BRIEF
Say how many lines of the listing below hold the string "image", and say nothing else.

GIVEN DATA

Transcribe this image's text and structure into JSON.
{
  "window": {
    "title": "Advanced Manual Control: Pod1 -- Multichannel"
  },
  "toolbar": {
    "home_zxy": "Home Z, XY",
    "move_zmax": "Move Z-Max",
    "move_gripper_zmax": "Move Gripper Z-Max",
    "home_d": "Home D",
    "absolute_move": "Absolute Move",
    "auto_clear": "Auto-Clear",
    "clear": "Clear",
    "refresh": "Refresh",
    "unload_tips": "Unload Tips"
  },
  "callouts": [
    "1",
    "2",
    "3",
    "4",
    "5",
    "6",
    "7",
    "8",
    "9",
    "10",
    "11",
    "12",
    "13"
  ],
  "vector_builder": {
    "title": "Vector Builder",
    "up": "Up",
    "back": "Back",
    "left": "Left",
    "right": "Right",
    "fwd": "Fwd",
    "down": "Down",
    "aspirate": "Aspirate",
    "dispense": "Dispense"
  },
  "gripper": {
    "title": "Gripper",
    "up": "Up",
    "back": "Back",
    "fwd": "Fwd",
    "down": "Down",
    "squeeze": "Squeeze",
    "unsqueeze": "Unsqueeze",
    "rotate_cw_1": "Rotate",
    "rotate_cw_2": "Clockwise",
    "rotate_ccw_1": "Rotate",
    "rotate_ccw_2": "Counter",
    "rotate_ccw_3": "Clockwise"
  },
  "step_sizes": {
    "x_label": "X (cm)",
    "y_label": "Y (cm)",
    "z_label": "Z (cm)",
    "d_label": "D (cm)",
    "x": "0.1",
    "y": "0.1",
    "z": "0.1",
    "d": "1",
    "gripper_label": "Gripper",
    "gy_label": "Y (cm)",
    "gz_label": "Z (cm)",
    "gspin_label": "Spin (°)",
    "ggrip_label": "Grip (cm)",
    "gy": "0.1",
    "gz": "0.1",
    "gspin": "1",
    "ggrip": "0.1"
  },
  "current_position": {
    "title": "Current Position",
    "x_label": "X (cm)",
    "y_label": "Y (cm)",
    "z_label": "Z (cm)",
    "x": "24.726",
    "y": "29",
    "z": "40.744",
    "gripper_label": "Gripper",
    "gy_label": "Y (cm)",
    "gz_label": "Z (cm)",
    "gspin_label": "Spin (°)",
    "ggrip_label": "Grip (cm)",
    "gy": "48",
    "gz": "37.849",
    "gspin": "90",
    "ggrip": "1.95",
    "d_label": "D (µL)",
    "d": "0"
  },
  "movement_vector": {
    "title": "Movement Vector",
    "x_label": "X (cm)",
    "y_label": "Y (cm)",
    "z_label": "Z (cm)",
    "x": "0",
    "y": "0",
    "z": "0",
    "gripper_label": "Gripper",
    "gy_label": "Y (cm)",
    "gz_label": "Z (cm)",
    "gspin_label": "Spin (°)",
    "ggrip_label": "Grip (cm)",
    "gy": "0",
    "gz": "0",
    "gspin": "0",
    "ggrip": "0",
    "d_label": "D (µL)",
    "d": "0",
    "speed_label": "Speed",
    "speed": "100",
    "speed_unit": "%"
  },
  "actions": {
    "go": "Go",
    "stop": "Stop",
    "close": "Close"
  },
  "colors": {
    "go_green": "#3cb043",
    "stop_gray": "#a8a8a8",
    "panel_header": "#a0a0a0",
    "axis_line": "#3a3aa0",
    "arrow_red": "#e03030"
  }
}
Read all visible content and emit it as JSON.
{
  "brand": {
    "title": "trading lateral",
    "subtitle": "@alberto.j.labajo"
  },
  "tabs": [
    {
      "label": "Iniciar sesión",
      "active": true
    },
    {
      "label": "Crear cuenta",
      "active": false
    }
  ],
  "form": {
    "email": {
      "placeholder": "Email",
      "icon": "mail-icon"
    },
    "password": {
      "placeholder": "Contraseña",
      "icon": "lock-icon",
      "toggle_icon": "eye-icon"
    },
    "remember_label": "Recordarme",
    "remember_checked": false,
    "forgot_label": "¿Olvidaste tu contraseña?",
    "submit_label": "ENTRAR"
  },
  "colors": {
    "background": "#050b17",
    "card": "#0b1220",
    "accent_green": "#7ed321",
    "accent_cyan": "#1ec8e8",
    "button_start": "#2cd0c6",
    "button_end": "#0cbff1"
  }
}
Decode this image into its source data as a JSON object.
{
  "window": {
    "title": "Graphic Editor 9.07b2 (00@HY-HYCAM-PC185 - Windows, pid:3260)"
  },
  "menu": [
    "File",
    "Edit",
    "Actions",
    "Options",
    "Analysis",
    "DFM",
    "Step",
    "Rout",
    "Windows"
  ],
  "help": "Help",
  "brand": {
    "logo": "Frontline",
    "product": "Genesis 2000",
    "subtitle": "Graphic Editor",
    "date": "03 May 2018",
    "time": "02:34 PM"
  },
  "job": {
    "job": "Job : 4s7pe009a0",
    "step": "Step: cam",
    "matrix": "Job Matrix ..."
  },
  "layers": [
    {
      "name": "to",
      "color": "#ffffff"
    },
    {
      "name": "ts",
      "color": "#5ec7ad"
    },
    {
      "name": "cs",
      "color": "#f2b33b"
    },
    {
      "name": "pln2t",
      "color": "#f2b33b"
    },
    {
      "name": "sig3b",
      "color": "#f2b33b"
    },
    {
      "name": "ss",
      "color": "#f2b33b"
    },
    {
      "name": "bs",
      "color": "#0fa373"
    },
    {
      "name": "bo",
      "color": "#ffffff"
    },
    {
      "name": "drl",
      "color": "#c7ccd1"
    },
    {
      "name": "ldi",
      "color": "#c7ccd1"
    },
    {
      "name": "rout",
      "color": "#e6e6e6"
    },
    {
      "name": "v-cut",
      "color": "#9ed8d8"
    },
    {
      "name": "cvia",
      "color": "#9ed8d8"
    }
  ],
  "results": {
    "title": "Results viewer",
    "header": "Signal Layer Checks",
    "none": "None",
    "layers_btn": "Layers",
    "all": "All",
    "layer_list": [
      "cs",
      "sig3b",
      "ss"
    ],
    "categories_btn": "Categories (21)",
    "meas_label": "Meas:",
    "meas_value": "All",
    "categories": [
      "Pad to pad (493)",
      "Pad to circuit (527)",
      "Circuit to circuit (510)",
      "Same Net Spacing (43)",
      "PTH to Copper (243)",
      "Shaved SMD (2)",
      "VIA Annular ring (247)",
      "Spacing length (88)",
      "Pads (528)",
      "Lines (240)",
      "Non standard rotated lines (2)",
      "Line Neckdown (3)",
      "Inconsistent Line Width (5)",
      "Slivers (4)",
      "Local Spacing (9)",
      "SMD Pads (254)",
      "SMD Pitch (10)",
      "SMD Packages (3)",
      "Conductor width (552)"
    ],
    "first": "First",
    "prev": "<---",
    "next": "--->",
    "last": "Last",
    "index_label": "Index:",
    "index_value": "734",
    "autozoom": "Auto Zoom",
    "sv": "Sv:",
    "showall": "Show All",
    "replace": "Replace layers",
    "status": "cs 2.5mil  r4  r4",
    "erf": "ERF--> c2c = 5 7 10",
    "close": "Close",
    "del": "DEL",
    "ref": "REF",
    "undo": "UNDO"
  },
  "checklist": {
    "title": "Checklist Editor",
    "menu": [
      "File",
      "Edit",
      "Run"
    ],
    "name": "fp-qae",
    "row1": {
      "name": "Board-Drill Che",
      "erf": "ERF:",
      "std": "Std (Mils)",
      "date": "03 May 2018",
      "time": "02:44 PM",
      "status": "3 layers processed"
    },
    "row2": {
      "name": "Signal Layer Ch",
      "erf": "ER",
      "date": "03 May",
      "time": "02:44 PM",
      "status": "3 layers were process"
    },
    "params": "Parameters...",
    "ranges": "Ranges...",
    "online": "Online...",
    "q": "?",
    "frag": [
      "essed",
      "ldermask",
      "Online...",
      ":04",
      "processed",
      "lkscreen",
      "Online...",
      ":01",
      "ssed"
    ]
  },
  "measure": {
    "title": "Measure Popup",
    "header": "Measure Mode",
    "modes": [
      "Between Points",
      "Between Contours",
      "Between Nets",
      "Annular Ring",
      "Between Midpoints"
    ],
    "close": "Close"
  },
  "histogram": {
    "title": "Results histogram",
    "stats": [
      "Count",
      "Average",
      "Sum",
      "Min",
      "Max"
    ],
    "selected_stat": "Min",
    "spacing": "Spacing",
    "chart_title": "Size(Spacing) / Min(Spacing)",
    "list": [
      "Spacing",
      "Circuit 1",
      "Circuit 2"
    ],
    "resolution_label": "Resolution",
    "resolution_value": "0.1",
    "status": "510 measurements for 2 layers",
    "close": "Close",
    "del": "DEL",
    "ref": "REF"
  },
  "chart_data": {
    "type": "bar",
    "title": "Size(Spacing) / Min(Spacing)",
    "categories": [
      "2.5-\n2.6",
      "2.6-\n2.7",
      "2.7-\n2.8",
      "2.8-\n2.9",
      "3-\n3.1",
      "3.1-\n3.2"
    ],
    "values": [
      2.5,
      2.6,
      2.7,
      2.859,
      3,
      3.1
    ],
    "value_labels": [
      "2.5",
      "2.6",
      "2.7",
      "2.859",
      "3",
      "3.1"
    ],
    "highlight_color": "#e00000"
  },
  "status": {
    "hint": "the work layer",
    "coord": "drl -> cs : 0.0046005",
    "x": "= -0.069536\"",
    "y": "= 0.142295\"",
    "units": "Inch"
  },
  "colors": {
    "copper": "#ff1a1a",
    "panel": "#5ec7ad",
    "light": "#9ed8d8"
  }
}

REPLY TO THE TASK
2